It was 10 years ago that the first yellow-clad ambassadors from the Downtown Improvement District appeared on the streets of Minneapolis. Now, it would be hard to imagine those same streets without them, and without the work they do.
Cleaner, greener, safer, livelier, more welcoming to visitors. Those words best describe the ambitions of the improvement district, known as the DID. Begun in July 2009, the DID is a public-private collaboration paid for by extra property taxes levied on businesses within a 120-block zone of the city’s core.
Hundreds of similar partnerships have arisen across the country in recent years as older downtowns struggle to remain relevant in the face of mass retail departures, persistent challenges to public safety and civility, crumbling infrastructure, and, paradoxically, booming, often affluent residential populations with expectations beyond the reach of many city budgets.
Such was the case in Minneapolis where civic and business leaders saw clearly the benefit of trying to keep an attractive, competitive metro center despite the ambivalence of neighborhood constituencies. The results after 10 years, while not perfect, leave the city core in far better relative condition.
Streets are cleaner than they would have been otherwise, thanks to frequent power-washing and trash removal. Since 2009, DID ambassadors have collected 316,000 loads of trash, removed 51,300 graffiti tags, planted and maintained 167,000 plants and trees, and offered directions and friendly advice to more than a million pedestrian visitors. “They’ve become the face of our city,” said Steve Cramer, president and CEO of the business-led Downtown Council.
Meanwhile, DID workers help with hundreds of events, large and small, from pop-up markets and street performances to the Super Bowl and Final Four. Perhaps their most critical focus is public safety. Ambassadors provide extra sets of eyes and ears for the police, both on the streets and at the downtown precinct’s command center. Violent crime, despite spikes in 2016 and this past spring, has declined downtown over the last decade.
Despite successes, the DID faces big challenges. Homelessness and its root causes are on display daily. Livability offenses are on the upswing since the city decided in 2015 to officially tolerate (some would say encourage) panhandling, loitering, lurking and spitting as freedoms of expression and assembly. As the police retreated, the DID formed “livability teams” of social workers that try as best they can to coax troubled people off the streets toward proper services (food, shelter, mental health and drug treatment, etc.). More than 16,000 such contacts have been made since 2016, but incidents persist. The problem, Cramer explained, is that uncivil behavior no longer brings consequences. He favors a broader approach that combines enforcement with social service.

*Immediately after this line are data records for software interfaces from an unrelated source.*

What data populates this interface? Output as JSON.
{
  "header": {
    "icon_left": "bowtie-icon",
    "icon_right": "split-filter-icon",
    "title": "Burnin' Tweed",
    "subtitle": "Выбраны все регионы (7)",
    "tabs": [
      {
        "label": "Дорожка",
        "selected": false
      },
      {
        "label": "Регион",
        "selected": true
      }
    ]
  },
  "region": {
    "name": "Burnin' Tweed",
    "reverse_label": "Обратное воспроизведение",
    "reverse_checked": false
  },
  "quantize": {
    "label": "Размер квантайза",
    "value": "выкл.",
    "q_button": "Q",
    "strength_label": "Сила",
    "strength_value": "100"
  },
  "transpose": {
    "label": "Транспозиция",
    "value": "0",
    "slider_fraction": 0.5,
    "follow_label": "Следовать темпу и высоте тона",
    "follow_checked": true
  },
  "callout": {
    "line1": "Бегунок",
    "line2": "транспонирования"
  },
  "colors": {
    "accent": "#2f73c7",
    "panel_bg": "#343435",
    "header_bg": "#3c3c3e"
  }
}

Greening is another concern. The DID planted 3,000 trees over the last three years, but survival rates are poor as the city struggles to establish the leafy canopy it wants. A tree laboratory, several demonstration projects and advice from other northern cities with more successful greening programs may help in finding a winning formula. Other frustrations — like the endless road construction projects that confound drivers and the refusal of legislators to fund adequate transit options — are out of the district’s scope.
Still, downtown Minneapolis owes much to the improvement district, given the DID’s challenges and its rather modest budget ($6.9 million this year). Corny as it seems, its greatest value might be the dedication and friendly faces of its ambassadors. They convey an important message to downtown’s workers, residents, visitors and potential investors: Somebody cares. And caring cultivates confidence, which helps explain how downtown, despite its shortcomings, landed 90 new companies over the last decade and upped its residential population by 67%.